Michelin is a tour guide, not an award; as such, every restaurant inside its distinctive areas is eligible for stars, adore it or not. Michelin’s small military of inspectors—the grand name bestowed at the manual’s workforce of expert eaters—is beholden to strict crucial guidelines, supposed to ensure consistency throughout the diverse publications. As a result, eating places pursuing Michelin’s approval tend to enforce functions which might be acknowledged to earn excessive marks: generously spaced tables inside the dining room, finely textured napkins, hushed track, white porcelain dishware, finely choreographed carrier, a French-inflected haute cuisine tasting menu daubed with nearby spices and accents and punctuated via gastronomic stunts.

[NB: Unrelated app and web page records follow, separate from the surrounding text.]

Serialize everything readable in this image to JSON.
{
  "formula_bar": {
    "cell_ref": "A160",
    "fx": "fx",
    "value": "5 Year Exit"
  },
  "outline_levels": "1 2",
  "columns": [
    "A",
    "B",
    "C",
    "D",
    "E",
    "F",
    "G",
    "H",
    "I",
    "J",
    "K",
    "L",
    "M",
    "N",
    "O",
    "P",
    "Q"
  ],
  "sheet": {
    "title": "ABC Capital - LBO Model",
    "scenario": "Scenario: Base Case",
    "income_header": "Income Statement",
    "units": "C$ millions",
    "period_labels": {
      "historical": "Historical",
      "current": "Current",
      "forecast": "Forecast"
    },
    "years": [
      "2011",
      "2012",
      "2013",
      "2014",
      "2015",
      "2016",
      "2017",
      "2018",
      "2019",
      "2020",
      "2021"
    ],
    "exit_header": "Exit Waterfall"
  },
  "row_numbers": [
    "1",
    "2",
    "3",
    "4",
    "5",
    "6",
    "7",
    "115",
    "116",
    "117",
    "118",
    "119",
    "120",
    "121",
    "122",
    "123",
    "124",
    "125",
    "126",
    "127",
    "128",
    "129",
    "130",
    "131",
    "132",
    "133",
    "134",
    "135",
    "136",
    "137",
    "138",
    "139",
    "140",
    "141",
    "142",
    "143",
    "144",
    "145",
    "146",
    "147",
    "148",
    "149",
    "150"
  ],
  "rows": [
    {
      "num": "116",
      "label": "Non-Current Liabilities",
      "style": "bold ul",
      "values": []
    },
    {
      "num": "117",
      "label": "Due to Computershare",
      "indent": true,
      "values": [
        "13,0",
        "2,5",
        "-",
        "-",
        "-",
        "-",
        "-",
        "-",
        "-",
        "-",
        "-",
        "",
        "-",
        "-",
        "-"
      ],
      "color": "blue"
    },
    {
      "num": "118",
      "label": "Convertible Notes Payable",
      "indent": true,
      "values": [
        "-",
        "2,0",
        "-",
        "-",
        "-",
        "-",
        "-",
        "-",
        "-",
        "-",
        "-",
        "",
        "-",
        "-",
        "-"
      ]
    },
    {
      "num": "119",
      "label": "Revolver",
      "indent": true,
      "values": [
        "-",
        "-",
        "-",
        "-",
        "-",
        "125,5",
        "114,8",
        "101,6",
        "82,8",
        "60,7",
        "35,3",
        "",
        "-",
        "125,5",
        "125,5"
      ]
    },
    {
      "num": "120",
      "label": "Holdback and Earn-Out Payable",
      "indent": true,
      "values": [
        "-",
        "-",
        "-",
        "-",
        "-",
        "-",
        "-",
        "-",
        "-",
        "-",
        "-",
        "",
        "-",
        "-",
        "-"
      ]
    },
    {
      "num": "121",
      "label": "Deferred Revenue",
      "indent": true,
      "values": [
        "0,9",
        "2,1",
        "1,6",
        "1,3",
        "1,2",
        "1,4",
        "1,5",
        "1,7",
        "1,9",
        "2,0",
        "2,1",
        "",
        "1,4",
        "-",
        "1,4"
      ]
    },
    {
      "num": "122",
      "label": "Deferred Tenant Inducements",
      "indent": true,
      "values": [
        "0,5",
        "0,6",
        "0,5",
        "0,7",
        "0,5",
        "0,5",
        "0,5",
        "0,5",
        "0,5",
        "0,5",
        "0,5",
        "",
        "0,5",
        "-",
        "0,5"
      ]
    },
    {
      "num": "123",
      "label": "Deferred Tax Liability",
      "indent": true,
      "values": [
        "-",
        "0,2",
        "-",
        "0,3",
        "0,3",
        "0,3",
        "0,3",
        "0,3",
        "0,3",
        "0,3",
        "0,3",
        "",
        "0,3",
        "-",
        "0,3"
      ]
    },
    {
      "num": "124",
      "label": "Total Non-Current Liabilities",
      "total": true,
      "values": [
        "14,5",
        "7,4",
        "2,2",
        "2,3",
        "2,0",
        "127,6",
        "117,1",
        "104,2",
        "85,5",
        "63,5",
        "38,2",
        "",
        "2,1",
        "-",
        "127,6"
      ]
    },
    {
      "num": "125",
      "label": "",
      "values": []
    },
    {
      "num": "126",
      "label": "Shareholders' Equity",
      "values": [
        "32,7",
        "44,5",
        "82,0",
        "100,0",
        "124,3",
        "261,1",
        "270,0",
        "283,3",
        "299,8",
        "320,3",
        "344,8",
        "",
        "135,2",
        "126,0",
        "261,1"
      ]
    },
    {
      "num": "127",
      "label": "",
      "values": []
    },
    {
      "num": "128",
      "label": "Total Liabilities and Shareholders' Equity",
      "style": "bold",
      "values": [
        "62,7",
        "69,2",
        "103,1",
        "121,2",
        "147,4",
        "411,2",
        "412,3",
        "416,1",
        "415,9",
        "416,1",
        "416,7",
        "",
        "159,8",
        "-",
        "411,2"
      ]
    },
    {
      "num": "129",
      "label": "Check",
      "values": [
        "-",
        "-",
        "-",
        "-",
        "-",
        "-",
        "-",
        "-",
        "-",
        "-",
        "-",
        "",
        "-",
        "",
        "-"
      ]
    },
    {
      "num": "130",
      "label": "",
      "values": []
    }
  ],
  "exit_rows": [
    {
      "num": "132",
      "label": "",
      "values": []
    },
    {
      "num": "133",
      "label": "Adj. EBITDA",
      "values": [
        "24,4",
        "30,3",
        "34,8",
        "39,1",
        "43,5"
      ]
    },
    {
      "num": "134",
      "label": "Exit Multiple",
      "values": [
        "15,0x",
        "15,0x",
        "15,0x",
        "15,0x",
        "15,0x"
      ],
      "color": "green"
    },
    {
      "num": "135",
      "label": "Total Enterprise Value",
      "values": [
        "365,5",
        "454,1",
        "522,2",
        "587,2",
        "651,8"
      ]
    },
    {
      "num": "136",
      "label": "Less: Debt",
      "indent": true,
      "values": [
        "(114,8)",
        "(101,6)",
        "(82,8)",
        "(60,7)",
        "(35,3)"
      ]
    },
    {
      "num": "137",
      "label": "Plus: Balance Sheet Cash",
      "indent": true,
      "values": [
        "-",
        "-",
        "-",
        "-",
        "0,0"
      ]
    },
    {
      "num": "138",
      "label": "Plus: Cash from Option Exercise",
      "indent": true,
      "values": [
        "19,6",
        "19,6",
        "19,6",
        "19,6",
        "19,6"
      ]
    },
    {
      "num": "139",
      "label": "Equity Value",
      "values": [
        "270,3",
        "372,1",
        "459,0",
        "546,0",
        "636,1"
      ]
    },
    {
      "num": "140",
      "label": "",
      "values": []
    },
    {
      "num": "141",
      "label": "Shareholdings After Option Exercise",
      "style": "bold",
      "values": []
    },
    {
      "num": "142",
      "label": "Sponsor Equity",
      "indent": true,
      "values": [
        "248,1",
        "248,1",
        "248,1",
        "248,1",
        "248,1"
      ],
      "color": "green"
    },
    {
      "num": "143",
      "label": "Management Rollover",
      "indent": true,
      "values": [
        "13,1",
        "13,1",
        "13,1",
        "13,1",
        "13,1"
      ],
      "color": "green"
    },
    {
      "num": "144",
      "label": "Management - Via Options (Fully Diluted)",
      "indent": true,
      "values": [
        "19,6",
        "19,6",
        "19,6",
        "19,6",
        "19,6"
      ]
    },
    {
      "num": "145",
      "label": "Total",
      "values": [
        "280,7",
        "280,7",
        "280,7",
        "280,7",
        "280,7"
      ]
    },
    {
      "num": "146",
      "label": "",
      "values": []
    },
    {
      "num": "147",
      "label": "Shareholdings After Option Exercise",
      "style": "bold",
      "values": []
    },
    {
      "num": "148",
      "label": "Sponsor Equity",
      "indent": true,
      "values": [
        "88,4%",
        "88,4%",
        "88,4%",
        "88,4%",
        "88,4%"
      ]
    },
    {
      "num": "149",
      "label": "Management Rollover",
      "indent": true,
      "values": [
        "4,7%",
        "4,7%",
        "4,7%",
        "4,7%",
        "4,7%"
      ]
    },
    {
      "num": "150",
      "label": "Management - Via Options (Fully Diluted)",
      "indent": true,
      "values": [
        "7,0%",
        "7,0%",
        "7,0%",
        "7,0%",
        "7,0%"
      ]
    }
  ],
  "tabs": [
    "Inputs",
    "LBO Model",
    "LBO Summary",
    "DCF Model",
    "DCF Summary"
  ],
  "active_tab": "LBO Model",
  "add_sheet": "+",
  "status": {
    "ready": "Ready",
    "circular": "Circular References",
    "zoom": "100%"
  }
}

The result is a whole class of 3-star restaurants that feel, extra regularly than not, like they belong to a global franchise—the Cheesecake Factory with a caviar supplement.
I’ve spent the beyond few years touring Los Angeles as often as possible as a way to eat at the city’s exceptional restaurants. It’s passed off to me, more than as soon as, that, like lots, because the city’s fancy cooks grumble about the shortage of Michelin attention, the extremely-high-give up restaurants that stand out maximum within the city are ecstatic departures from the rigid formula that Michelin tends to praise. I’m contemplating an eating place like Vespertine, a surreal operation housed in an architectural folly in Culver City, wherein the chef Jordan Kahn serves a 4-hour tasting menu that embraces the creative perception of “trouble”—a meal that’s intellectually and aesthetically exciting, even if (through design) now not always enjoyable. Ditto n/Naka, a California kaiseki eating place run by using the chef Niki Nakayama (whom I profiled earlier this yr), that’s each exacting and soft—a casual, intimate room wherein diners participate in the food of ritualistic formality tempered by way of bursts of improvisation. Both restaurants are, via my estimation, some of the most clever, progressive, and exacting within the world, in large element because they didn’t build themselves in particular to the imposed requirements of Michelin or each person else.